◆ TASK STATEMENT
The data follows. Retype every entry exactly.

◆ RECORDS
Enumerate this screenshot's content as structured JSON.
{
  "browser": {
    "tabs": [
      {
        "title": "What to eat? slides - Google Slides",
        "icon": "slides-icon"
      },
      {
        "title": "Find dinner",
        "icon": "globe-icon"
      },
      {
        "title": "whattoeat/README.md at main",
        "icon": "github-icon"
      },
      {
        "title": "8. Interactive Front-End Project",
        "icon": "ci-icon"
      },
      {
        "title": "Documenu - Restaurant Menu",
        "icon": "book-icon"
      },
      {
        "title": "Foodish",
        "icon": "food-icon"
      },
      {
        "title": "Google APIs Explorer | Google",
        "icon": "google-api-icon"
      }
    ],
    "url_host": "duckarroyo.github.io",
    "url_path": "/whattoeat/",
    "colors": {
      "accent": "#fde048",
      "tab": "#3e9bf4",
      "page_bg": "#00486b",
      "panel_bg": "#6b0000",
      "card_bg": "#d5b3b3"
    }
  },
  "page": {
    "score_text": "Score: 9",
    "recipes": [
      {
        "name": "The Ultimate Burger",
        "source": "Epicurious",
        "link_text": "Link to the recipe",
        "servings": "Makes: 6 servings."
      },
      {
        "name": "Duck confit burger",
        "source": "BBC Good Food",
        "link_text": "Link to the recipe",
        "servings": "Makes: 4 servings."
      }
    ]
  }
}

◆ ANSWER SECTION
Enumerate this screenshot's content as structured JSON.
{
  "browser": {
    "tabs": [
      {
        "title": "What to eat? slides - Google Slides",
        "icon": "slides-icon"
      },
      {
        "title": "Find dinner",
        "icon": "globe-icon"
      },
      {
        "title": "whattoeat/README.md at main",
        "icon": "github-icon"
      },
      {
        "title": "8. Interactive Front-End Project",
        "icon": "ci-icon"
      },
      {
        "title": "Documenu - Restaurant Menu",
        "icon": "book-icon"
      },
      {
        "title": "Foodish",
        "icon": "food-icon"
      },
      {
        "title": "Google APIs Explorer | Google",
        "icon": "google-api-icon"
      }
    ],
    "url_host": "duckarroyo.github.io",
    "url_path": "/whattoeat/",
    "colors": {
      "accent": "#fde048",
      "tab": "#3e9bf4",
      "page_bg": "#00486b",
      "panel_bg": "#6b0000",
      "card_bg": "#d5b3b3"
    }
  },
  "page": {
    "score_text": "Score: 9",
    "recipes": [
      {
        "name": "The Ultimate Burger",
        "source": "Epicurious",
        "link_text": "Link to the recipe",
        "servings": "Makes: 6 servings."
      },
      {
        "name": "Duck confit burger",
        "source": "BBC Good Food",
        "link_text": "Link to the recipe",
        "servings": "Makes: 4 servings."
      }
    ]
  }
}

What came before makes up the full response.